Saturday presents a road challenge against the Tar Heels of North Carolina. Louisville has not faced UNC since the 69-14 slaughter in 2005 at PJCS. This will be a stern test and the Cardinals are currently a 14.5 underdog. There is reason for optimism, Charlie Strong is 4-2 on the road and we have only lost one game in his tenure by two scores or more. UNC is a solid team, and stands at an impressive 4-1 considering the turmoil in their scandalous program. UNC is averaging 31 points per game, and have a talented quarterback and running back. Giovani Bernard is the nation's 14th leading rusher, and averages seven yards a carry. Bryn Renner has thrown 11 touchdowns, and has achieved a completion percentage of 75%. The Cardinal front seven will be relied upon heavily, and must regain their footing, strength and speed.

Offense has already been discussed; let's continue the growth and progression of Mr. Bridgewater. It is time for Sanford to start swinging for the fences and forget about the sacrifice bunt.
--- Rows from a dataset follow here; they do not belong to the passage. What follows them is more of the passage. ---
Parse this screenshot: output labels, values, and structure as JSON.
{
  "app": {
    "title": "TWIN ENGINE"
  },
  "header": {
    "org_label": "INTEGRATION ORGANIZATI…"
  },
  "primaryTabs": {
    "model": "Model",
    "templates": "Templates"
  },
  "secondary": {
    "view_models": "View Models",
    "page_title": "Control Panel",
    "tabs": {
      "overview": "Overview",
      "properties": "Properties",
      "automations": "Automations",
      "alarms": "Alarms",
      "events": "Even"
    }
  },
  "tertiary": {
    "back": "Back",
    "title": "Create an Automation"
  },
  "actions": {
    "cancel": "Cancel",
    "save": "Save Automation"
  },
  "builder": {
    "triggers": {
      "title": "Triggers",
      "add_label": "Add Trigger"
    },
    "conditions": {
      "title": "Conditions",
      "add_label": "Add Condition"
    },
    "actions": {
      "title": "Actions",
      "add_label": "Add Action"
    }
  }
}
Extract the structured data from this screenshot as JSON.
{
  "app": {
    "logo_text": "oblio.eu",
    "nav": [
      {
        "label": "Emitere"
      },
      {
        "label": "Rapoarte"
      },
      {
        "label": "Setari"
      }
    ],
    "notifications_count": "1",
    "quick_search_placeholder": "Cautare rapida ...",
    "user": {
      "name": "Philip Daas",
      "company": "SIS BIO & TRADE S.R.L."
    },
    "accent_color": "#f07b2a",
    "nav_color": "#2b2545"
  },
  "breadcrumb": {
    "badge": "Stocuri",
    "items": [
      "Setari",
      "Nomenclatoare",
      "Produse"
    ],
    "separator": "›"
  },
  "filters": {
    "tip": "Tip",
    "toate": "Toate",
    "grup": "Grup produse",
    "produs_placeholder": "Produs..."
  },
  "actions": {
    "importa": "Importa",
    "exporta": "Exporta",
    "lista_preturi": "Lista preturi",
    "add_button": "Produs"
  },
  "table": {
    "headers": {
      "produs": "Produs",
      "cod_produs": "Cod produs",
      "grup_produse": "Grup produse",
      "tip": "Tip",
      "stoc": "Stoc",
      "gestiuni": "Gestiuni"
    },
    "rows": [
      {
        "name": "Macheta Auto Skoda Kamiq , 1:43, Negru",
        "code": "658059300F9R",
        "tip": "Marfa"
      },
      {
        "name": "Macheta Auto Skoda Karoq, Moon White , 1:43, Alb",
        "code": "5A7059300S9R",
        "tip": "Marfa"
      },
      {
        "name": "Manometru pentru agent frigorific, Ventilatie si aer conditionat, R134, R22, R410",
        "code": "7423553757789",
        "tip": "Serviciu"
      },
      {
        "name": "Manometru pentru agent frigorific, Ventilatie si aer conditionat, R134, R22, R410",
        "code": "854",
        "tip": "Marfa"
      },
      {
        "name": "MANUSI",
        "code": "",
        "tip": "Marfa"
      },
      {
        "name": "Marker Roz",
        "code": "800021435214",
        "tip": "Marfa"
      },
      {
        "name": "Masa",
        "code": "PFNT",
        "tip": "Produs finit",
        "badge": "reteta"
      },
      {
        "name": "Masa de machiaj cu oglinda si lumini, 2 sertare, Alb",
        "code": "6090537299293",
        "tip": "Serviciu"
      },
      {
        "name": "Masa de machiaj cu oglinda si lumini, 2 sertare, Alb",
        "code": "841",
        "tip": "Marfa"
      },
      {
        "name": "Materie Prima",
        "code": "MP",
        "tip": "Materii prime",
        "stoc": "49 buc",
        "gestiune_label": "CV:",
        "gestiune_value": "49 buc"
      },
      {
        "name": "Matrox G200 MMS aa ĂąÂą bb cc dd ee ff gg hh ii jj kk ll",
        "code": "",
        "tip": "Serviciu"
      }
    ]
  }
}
If we lose, let us lose knowing we left it all out on the field and the word conservative should not be used to describe our offense at any point throughout the 60 minute matchup. Prove me wrong, but Tar Heels win a back and forth battle 27-20.

Reality tells us Cardinal Nation will never again see the offensive perfection that defined the Petrino era. Accepting this is a major step in the road to recovery, but in order for our program to succeed again, a competent and reliable offense must be discovered. He who must not be named clipped our wings but these Cardinals are destined and determined to soar once more. Defense wins championships Cardinal Nation, but scoring touchdowns is the name of the game.